Records excerpted from a collection:
== Segment start ==

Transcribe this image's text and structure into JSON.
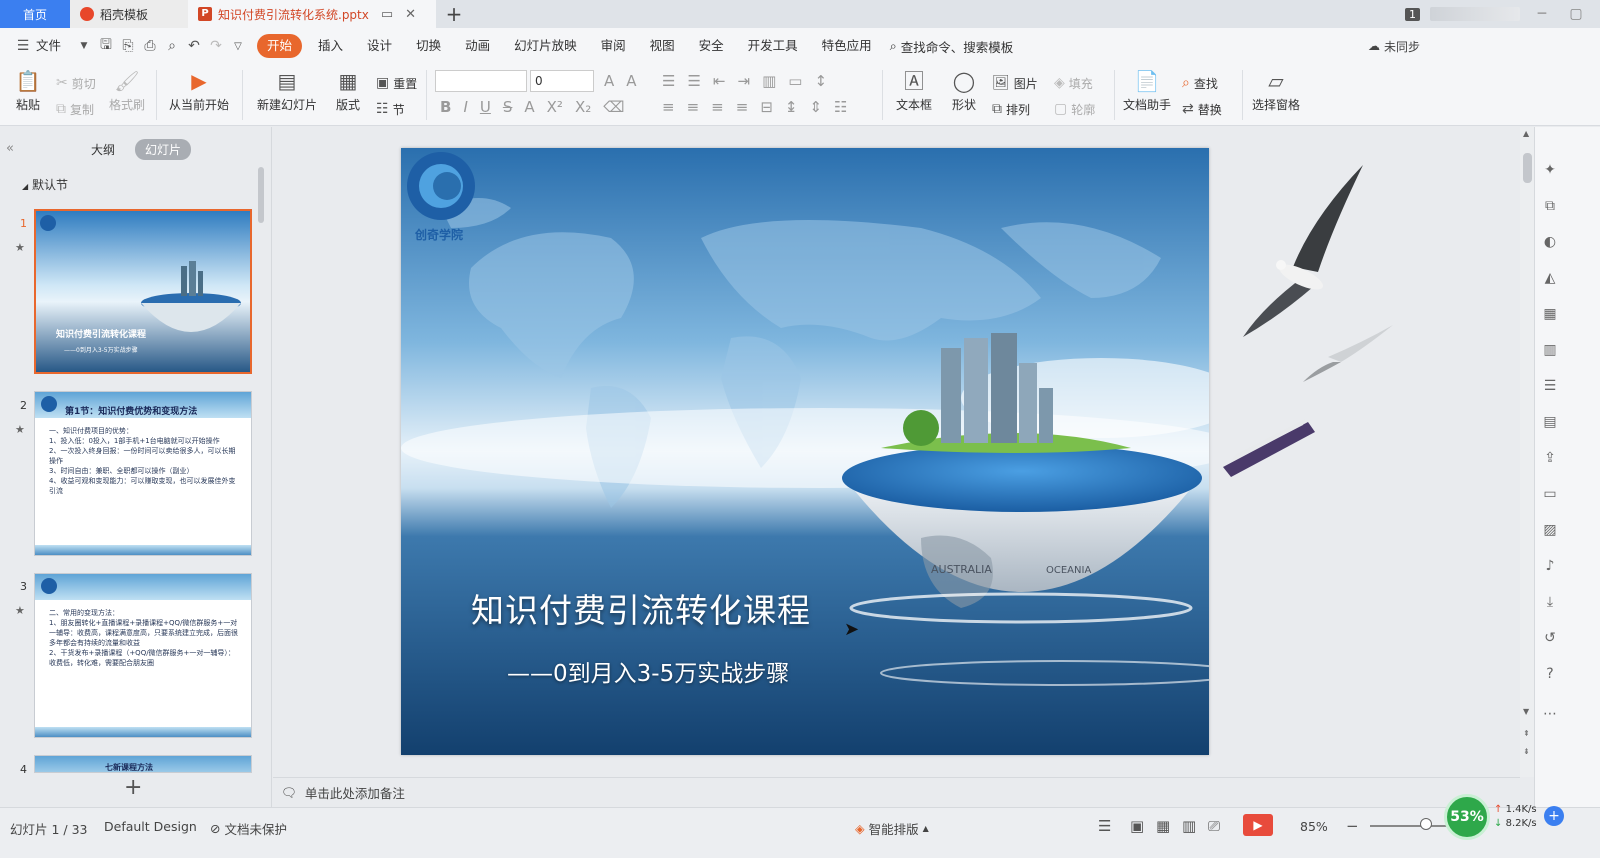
{
  "tabs": {
    "home": "首页",
    "template": "稻壳模板",
    "active_file": "知识付费引流转化系统.pptx",
    "page_badge": "1"
  },
  "menu": {
    "file": "文件",
    "items": [
      "开始",
      "插入",
      "设计",
      "切换",
      "动画",
      "幻灯片放映",
      "审阅",
      "视图",
      "安全",
      "开发工具",
      "特色应用"
    ],
    "search": "查找命令、搜索模板",
    "sync": "未同步"
  },
  "ribbon": {
    "paste": "粘贴",
    "cut": "剪切",
    "copy": "复制",
    "format_painter": "格式刷",
    "from_current": "从当前开始",
    "new_slide": "新建幻灯片",
    "layout": "版式",
    "reset": "重置",
    "section": "节",
    "font_size": "0",
    "text_box": "文本框",
    "shape": "形状",
    "picture": "图片",
    "arrange": "排列",
    "fill": "填充",
    "outline": "轮廓",
    "doc_assistant": "文档助手",
    "find": "查找",
    "replace": "替换",
    "selection_pane": "选择窗格"
  },
  "left_panel": {
    "tab_outline": "大纲",
    "tab_slides": "幻灯片",
    "section": "默认节",
    "slides": [
      {
        "num": "1",
        "title": "知识付费引流转化课程",
        "subtitle": "——0到月入3-5万实战步骤"
      },
      {
        "num": "2",
        "title": "第1节：知识付费优势和变现方法",
        "lines": [
          "一、知识付费项目的优势：",
          "1、投入低：0投入，1部手机+1台电脑就可以开始操作",
          "2、一次投入终身回报：一份时间可以卖给很多人，可以长期操作",
          "3、时间自由：兼职、全职都可以操作（副业）",
          "4、收益可观和变现能力：可以赚取变现，也可以发展佳外变引流"
        ]
      },
      {
        "num": "3",
        "lines": [
          "二、常用的变现方法：",
          "1、朋友圈转化+直播课程+录播课程+QQ/微信群服务+一对一辅导：收费高，课程满意度高，只要系统建立完成，后面很多年都会有持续的流量和收益",
          "2、干货发布+录播课程（+QQ/微信群服务+一对一辅导）：收费低，转化难，需要配合朋友圈"
        ]
      },
      {
        "num": "4",
        "title": "七新课程方法"
      }
    ]
  },
  "slide": {
    "logo_text": "创奇学院",
    "title": "知识付费引流转化课程",
    "subtitle": "——0到月入3-5万实战步骤",
    "map_label_1": "AUSTRALIA",
    "map_label_2": "OCEANIA"
  },
  "notes_placeholder": "单击此处添加备注",
  "status": {
    "slide_counter": "幻灯片 1 / 33",
    "design": "Default Design",
    "protection": "文档未保护",
    "smart_layout": "智能排版",
    "zoom": "85%",
    "perf": "53%",
    "net_up": "1.4K/s",
    "net_down": "8.2K/s"
  },
  "colors": {
    "accent": "#e8672d",
    "home_tab": "#3b7ff0",
    "ppt_red": "#d24726"
  }
}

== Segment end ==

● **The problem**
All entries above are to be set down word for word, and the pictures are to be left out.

● **Answer below**
Transcribe this image's text and structure into JSON.
{
  "tabs": {
    "home": "首页",
    "template": "稻壳模板",
    "active_file": "知识付费引流转化系统.pptx",
    "page_badge": "1"
  },
  "menu": {
    "file": "文件",
    "items": [
      "开始",
      "插入",
      "设计",
      "切换",
      "动画",
      "幻灯片放映",
      "审阅",
      "视图",
      "安全",
      "开发工具",
      "特色应用"
    ],
    "search": "查找命令、搜索模板",
    "sync": "未同步"
  },
  "ribbon": {
    "paste": "粘贴",
    "cut": "剪切",
    "copy": "复制",
    "format_painter": "格式刷",
    "from_current": "从当前开始",
    "new_slide": "新建幻灯片",
    "layout": "版式",
    "reset": "重置",
    "section": "节",
    "font_size": "0",
    "text_box": "文本框",
    "shape": "形状",
    "picture": "图片",
    "arrange": "排列",
    "fill": "填充",
    "outline": "轮廓",
    "doc_assistant": "文档助手",
    "find": "查找",
    "replace": "替换",
    "selection_pane": "选择窗格"
  },
  "left_panel": {
    "tab_outline": "大纲",
    "tab_slides": "幻灯片",
    "section": "默认节",
    "slides": [
      {
        "num": "1",
        "title": "知识付费引流转化课程",
        "subtitle": "——0到月入3-5万实战步骤"
      },
      {
        "num": "2",
        "title": "第1节：知识付费优势和变现方法",
        "lines": [
          "一、知识付费项目的优势：",
          "1、投入低：0投入，1部手机+1台电脑就可以开始操作",
          "2、一次投入终身回报：一份时间可以卖给很多人，可以长期操作",
          "3、时间自由：兼职、全职都可以操作（副业）",
          "4、收益可观和变现能力：可以赚取变现，也可以发展佳外变引流"
        ]
      },
      {
        "num": "3",
        "lines": [
          "二、常用的变现方法：",
          "1、朋友圈转化+直播课程+录播课程+QQ/微信群服务+一对一辅导：收费高，课程满意度高，只要系统建立完成，后面很多年都会有持续的流量和收益",
          "2、干货发布+录播课程（+QQ/微信群服务+一对一辅导）：收费低，转化难，需要配合朋友圈"
        ]
      },
      {
        "num": "4",
        "title": "七新课程方法"
      }
    ]
  },
  "slide": {
    "logo_text": "创奇学院",
    "title": "知识付费引流转化课程",
    "subtitle": "——0到月入3-5万实战步骤",
    "map_label_1": "AUSTRALIA",
    "map_label_2": "OCEANIA"
  },
  "notes_placeholder": "单击此处添加备注",
  "status": {
    "slide_counter": "幻灯片 1 / 33",
    "design": "Default Design",
    "protection": "文档未保护",
    "smart_layout": "智能排版",
    "zoom": "85%",
    "perf": "53%",
    "net_up": "1.4K/s",
    "net_down": "8.2K/s"
  },
  "colors": {
    "accent": "#e8672d",
    "home_tab": "#3b7ff0",
    "ppt_red": "#d24726"
  }
}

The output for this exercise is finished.